About a year ago, I gave my blog readers the following suggestions about protecting our parents and other elderly relatives. Occasional news stories continue to sadden and disturb me, as another elderly, well-meaning person falls victim to a clever scam or scheme. Please review these suggestions, and pass this information along to others, so together we can protect our elderly family and friends.
1. Ask or discuss with your parents who has durable power of attorney.
2. Register your parents’ telephone numbers with the National Do Not Call registry (www.donotcall.gov).
3. Discuss with them the list of common frauds (see The Boomer Burden, chapter 7). Ask them to contact you if they suspect anyone is trying to defraud them.
4. Ask your parents to contact you if anyone offers to buy any of their possessions.
5. Make sure a family member personally visits your parents on a weekly basis. If this is a challenge and you have other siblings, take turns.
6. Reduce junk mail for a small fee by going to either of these web sites: www.stopthejunkmail.com and http://mailstopper.tonic.com.

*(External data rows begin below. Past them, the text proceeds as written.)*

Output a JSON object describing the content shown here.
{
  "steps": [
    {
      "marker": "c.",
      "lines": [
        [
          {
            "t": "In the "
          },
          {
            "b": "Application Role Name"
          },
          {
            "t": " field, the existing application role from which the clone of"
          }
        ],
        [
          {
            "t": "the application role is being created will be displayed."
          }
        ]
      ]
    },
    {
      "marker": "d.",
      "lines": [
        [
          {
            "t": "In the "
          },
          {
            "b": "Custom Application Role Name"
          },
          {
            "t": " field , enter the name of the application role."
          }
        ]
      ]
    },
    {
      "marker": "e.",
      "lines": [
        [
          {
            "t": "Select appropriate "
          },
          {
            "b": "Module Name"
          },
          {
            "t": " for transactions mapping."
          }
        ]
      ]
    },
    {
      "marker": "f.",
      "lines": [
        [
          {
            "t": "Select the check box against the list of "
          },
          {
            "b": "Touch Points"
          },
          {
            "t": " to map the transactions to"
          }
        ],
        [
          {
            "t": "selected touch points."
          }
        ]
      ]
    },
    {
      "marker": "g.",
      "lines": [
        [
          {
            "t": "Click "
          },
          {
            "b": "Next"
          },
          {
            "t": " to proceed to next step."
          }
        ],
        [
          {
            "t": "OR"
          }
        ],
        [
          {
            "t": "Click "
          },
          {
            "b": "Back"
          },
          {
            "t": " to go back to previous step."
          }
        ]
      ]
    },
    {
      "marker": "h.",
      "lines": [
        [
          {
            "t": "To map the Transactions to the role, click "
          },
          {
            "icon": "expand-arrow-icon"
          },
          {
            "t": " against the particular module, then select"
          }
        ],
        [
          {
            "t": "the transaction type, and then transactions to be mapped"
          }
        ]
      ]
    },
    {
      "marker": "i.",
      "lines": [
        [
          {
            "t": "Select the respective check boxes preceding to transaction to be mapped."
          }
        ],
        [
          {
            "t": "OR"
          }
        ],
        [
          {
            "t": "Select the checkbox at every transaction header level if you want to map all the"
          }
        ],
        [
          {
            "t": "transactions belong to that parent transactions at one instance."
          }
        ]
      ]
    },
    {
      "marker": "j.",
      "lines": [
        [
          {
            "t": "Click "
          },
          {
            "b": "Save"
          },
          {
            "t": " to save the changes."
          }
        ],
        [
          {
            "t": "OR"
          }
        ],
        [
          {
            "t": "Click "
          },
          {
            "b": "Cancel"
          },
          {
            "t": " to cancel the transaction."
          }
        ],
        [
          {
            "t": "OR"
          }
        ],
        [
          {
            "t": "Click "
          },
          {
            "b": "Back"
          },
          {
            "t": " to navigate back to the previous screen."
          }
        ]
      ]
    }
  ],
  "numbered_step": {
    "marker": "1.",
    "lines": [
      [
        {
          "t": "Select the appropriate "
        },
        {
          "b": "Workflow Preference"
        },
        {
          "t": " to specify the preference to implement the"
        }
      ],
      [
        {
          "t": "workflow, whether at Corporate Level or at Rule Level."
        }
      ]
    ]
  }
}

The National Center for Elder Abuse is an excellent resource for information on financial and other forms of abuse against senior citizens. It publishes reports and conducts research on this growing problem. NCEA’s mission is to promote understanding, knowledge sharing, and action on elder abuse, neglect, and exploitation. Its web site also offers links to other excellent resources and organizations also devoted to protecting senior citizens. Their web site is www.ncea.aoa.gov.

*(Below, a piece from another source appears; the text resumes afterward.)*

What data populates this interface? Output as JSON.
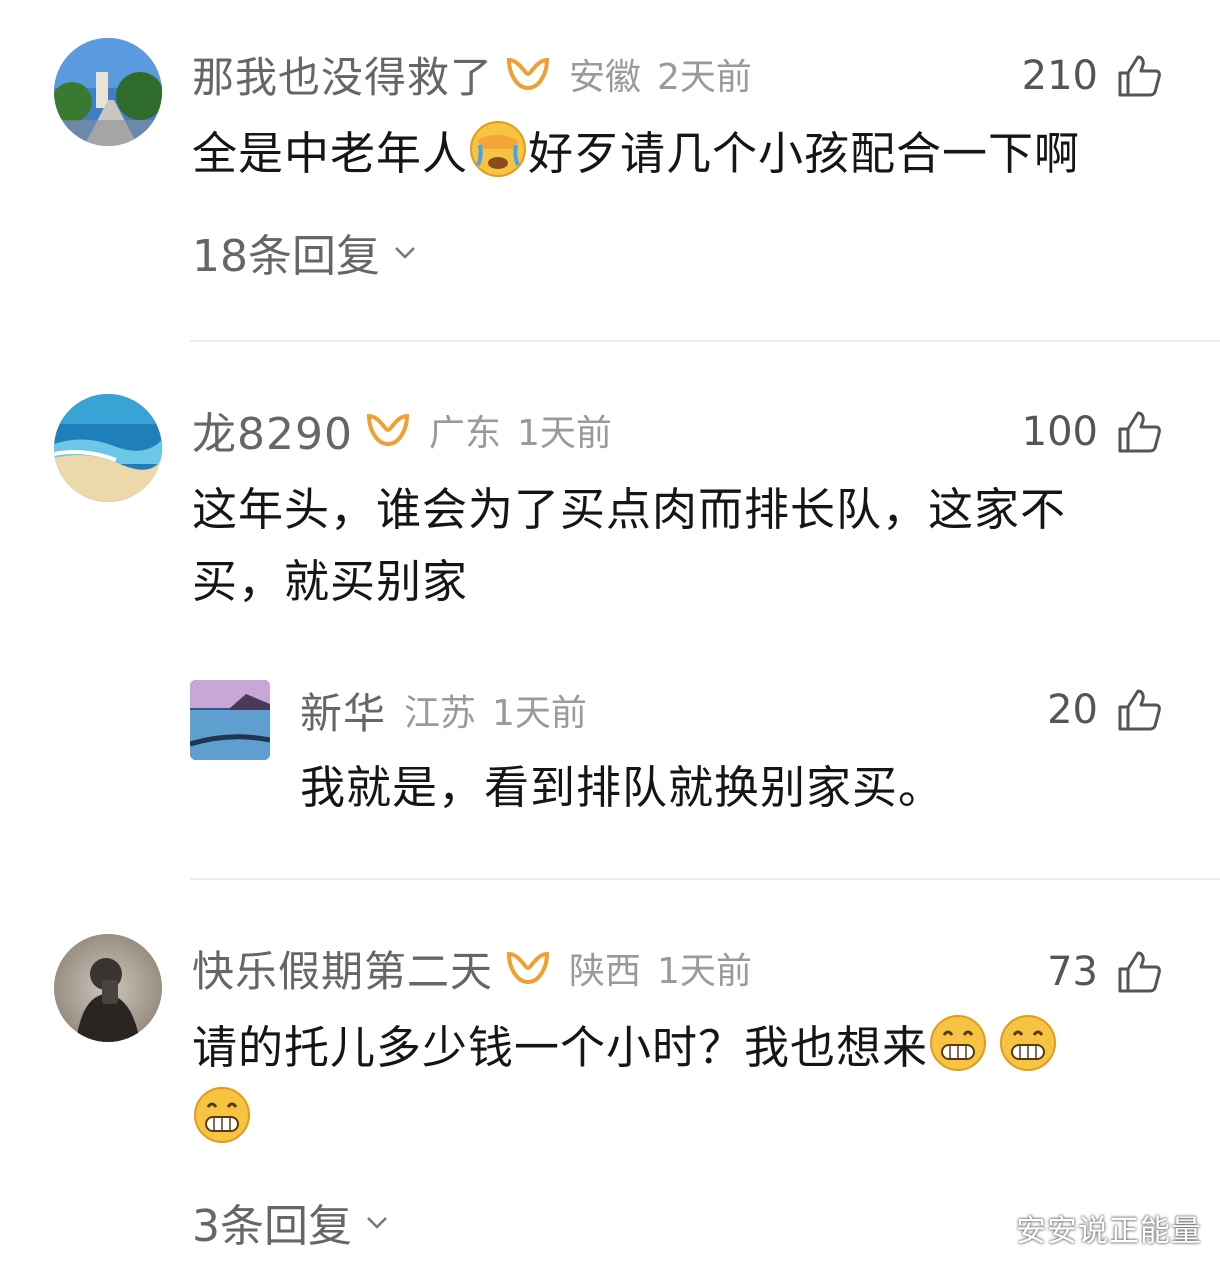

Honor your parents by standing between them and anyone who sees them as an easy target.
© 2010 Julie Hall